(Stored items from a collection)
········
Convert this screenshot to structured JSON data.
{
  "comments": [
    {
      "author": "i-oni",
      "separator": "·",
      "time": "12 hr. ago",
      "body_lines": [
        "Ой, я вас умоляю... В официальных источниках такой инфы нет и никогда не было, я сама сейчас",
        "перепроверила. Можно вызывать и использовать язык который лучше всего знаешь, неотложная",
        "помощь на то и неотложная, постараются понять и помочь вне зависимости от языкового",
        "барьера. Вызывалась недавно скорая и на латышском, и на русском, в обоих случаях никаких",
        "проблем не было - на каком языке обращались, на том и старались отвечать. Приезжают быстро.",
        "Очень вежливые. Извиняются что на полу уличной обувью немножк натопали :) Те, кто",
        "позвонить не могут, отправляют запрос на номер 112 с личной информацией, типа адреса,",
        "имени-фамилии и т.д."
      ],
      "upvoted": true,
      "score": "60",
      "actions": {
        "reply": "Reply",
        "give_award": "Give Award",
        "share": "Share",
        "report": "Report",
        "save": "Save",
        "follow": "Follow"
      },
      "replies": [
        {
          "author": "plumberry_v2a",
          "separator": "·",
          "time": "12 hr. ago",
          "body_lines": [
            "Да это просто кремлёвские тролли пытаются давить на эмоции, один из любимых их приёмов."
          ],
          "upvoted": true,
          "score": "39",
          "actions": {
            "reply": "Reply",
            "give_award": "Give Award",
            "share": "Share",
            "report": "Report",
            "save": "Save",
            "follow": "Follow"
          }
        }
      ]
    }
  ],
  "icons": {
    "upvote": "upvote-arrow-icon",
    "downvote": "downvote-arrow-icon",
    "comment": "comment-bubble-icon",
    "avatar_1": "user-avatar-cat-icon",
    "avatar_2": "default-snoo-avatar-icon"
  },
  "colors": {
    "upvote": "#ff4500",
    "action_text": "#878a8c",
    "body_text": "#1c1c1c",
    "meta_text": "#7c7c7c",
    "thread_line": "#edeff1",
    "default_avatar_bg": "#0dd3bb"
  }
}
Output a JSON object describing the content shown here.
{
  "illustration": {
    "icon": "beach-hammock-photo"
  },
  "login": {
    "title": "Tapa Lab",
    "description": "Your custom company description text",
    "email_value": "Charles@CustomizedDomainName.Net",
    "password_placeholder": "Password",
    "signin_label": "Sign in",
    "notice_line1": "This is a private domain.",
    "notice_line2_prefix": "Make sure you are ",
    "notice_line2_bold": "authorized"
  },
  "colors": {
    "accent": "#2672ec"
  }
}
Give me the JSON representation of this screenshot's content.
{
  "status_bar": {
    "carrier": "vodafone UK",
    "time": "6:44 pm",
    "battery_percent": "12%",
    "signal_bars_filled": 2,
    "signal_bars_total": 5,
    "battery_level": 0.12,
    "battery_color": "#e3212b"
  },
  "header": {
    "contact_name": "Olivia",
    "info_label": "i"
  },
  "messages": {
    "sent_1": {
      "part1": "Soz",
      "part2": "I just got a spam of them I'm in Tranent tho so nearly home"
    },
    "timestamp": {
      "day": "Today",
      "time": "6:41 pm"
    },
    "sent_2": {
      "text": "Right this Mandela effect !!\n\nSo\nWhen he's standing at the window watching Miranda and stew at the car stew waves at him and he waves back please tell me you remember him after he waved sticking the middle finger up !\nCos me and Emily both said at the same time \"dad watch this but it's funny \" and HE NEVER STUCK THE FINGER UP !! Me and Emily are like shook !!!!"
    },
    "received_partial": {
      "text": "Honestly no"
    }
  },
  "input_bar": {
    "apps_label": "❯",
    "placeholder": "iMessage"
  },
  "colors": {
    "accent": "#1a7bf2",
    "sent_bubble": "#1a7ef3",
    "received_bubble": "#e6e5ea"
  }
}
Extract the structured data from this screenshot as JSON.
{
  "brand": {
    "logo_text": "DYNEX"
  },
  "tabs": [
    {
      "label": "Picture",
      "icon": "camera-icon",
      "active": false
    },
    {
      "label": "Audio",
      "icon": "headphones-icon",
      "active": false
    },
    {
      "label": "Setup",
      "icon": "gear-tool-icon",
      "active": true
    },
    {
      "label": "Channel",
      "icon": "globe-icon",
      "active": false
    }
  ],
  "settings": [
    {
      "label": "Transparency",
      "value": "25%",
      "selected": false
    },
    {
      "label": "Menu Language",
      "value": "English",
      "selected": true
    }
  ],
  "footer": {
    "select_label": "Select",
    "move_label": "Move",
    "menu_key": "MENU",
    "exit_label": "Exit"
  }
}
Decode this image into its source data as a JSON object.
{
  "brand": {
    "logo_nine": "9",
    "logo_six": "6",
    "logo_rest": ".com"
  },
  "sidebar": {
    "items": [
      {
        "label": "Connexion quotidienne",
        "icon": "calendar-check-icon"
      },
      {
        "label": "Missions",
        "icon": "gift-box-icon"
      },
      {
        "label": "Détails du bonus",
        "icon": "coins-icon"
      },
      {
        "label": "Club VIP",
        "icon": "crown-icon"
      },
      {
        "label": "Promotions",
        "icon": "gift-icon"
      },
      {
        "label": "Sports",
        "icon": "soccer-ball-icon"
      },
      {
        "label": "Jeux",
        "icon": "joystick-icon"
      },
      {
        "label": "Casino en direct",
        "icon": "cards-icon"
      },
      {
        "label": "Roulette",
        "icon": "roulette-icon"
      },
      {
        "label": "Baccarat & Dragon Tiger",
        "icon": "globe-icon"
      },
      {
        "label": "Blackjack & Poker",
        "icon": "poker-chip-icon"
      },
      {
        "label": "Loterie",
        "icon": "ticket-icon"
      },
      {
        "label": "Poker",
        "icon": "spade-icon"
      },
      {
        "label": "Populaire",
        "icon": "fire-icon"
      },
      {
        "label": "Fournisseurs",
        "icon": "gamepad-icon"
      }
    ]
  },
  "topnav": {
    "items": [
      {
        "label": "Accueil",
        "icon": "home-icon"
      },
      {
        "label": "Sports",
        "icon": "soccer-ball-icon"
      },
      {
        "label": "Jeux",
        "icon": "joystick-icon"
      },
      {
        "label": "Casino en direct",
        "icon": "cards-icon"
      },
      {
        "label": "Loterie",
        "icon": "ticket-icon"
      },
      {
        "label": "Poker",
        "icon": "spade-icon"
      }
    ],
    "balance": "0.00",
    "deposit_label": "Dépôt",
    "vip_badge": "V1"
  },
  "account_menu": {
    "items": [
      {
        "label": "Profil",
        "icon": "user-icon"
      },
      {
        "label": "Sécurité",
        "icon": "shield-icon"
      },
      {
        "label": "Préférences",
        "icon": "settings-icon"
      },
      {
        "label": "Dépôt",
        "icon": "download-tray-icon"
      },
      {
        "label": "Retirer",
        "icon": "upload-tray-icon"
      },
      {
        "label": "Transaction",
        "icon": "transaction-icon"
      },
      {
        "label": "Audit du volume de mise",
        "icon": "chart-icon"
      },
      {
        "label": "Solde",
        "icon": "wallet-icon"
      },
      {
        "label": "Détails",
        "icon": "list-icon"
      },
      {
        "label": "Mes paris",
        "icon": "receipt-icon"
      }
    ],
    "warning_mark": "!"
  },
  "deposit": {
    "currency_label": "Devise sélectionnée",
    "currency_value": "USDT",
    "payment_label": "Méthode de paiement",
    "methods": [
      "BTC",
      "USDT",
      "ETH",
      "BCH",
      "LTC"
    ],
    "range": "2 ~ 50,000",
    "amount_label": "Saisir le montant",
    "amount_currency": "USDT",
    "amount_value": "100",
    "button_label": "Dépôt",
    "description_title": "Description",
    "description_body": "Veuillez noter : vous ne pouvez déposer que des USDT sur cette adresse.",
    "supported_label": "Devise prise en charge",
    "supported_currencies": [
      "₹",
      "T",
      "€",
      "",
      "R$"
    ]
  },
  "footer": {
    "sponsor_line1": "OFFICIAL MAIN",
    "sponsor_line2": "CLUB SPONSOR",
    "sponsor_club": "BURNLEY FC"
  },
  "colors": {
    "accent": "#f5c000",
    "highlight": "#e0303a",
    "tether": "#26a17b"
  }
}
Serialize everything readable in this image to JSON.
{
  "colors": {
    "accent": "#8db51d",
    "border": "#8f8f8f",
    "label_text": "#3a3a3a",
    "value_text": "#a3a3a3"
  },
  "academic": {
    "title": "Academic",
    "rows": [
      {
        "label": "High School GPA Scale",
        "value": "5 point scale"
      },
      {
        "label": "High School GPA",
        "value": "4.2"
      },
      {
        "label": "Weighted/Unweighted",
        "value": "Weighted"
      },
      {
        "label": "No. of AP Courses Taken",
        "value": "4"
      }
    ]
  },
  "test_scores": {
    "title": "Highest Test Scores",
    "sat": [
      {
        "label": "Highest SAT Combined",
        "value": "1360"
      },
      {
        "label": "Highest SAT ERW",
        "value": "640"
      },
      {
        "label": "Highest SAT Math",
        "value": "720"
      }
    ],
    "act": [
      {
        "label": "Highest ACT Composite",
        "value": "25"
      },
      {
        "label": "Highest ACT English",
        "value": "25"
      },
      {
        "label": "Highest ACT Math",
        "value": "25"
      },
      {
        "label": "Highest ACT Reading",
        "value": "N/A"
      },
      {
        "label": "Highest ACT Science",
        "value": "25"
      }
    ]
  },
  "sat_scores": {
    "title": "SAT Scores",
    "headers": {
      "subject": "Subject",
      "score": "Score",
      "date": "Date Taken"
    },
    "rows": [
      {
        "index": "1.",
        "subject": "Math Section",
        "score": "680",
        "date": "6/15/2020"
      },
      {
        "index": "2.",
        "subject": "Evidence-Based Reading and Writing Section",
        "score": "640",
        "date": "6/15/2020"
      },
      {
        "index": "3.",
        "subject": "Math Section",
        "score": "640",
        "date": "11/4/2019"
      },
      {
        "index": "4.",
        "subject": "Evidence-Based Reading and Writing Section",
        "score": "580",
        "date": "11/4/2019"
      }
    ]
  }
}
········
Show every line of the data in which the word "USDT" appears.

    "currency_value": "USDT",
      "USDT",
    "amount_currency": "USDT",
    "description_body": "Veuillez noter : vous ne pouvez déposer que des USDT sur cette adresse.",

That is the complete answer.